(4) alignment of conducts with corporate responsibilities.
The course is taught primarily by case method with various activities and a number of recommended readings. It requires one’s active and sincere participation in class discussions and activities. One will be able to understand ethical challenges when decisions or choices have to be made in one’s daily lives as well as in business practices. One will also be able to reflect on one’s seemingly reasonable claims and imbedded value systems, realizing possible consequences or impacts one’s.
More and more people realize that technical skills alone are not enough for career success. The ability to communicate effectively and efficiently and to understand and lead others successfully is crucial for individuals and their organizations. Hence, communication ability becomes one of the most desirable qualities by MBA graduate recruiters.
This course is one of the required courses aiming at helping you enhance and improve your communication skills. The following course outline is developed based on the course entitled “Communication for Managers” and “Advanced Managerial Communication” at MIT Sloan, modified in accordance with the Chinese context. The course is practice-oriented and the class language is English. It will cover communication strategy, communicating as a manager, business writing, and presentation skills.
This is an introductory marketing course for MBA students. Upon completion of this course, you
will be able to:
1) Develop your marketing strategies – select your target market by analyzing the 3 C’s
(Customer, Company, Competitor).
2) Optimize your marketing tactics – implement your marketing strategies by choosing the
4 P’s (Product, Place, Promotion, and Price).
3) Design the marketing strategies and tactics for a product of your choosing.
This course explores both marketing theory and practice. The lecture sessions introduce proven
techniques to solve marketing problems, the case sessions illustrate the application of these techniques in various industries, while the practice sessions provide an opportunity for you to develop and present your own marketing plan.

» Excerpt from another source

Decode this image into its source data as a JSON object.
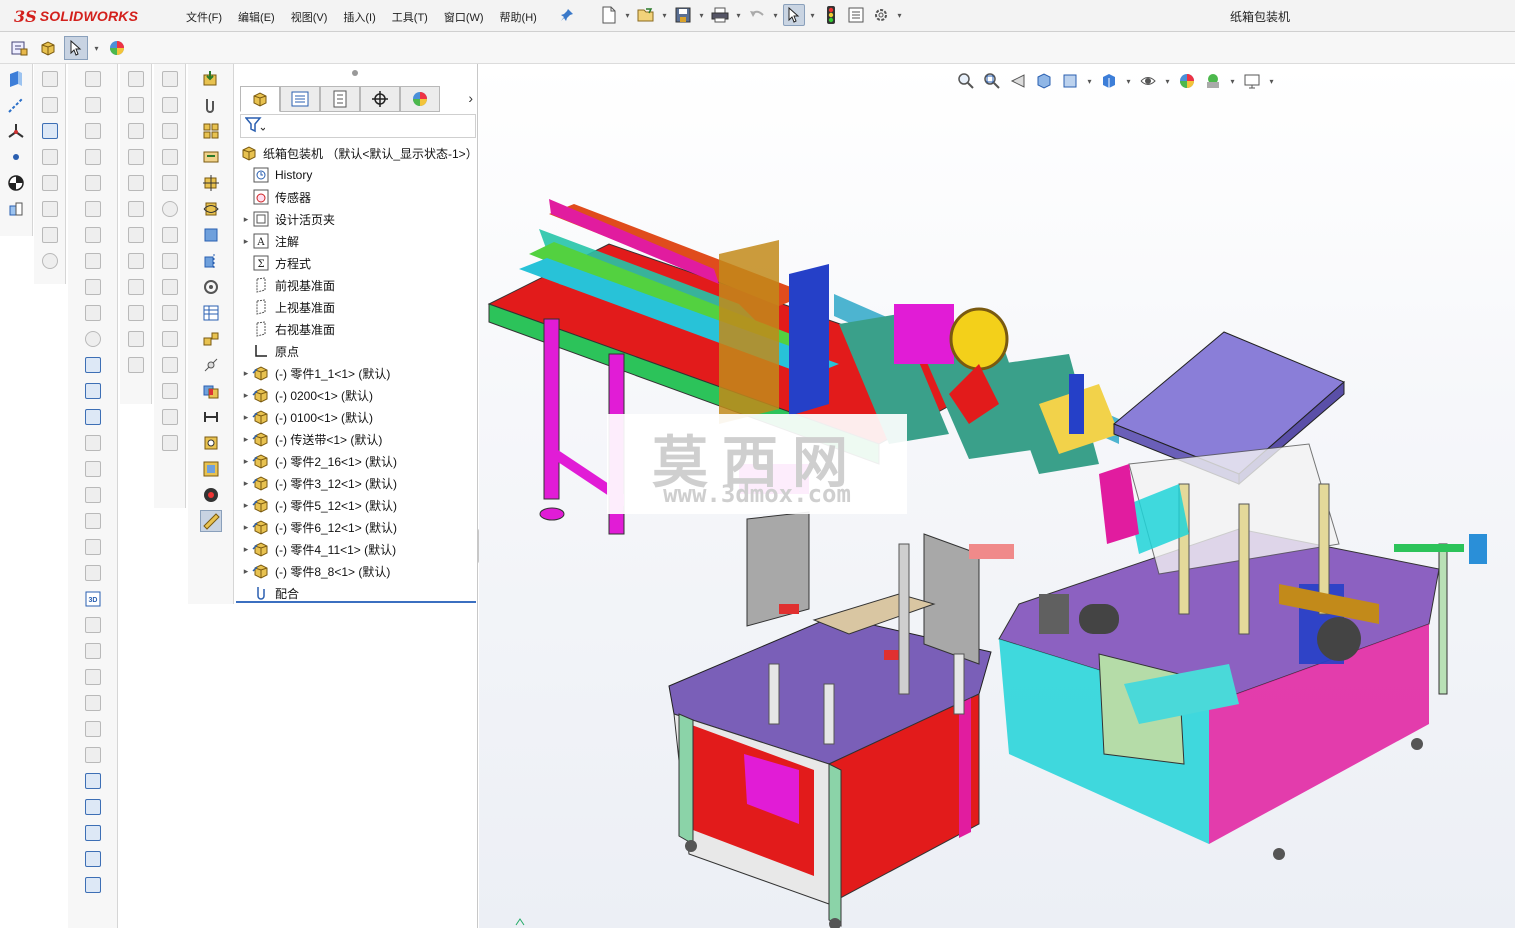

Operations Management studies the processes in which inputs (including materials, labor, capital and information) are transformed into products and services which customers are willing and able to pay for. These processes can be managed well or poorly. Knowledge introduced in this course will help one understand the reasons for both. This course provides an introduction to the concepts and analytic methods that will be useful in understanding the management of a firm's operations and aims to: (1) familiarize one with the problems and issues that operations managers experience, and (2) provide one with language, concepts, insights and tools to deal with these issues in order to gain competitive advantage through operations.
One will be able to see how different business strategies require different business processes, and how different operational capabilities allow and support different strategies to gain competitive advantage. A process view of operations will be used to analyze different key operational dimensions such capacity management, flow (cycle) time management, project management, quality management, and logistics and supply chain management. We will also explore recent developments in operation management, including as lean manufacturing, just-in-time operations, and e-Business in operations.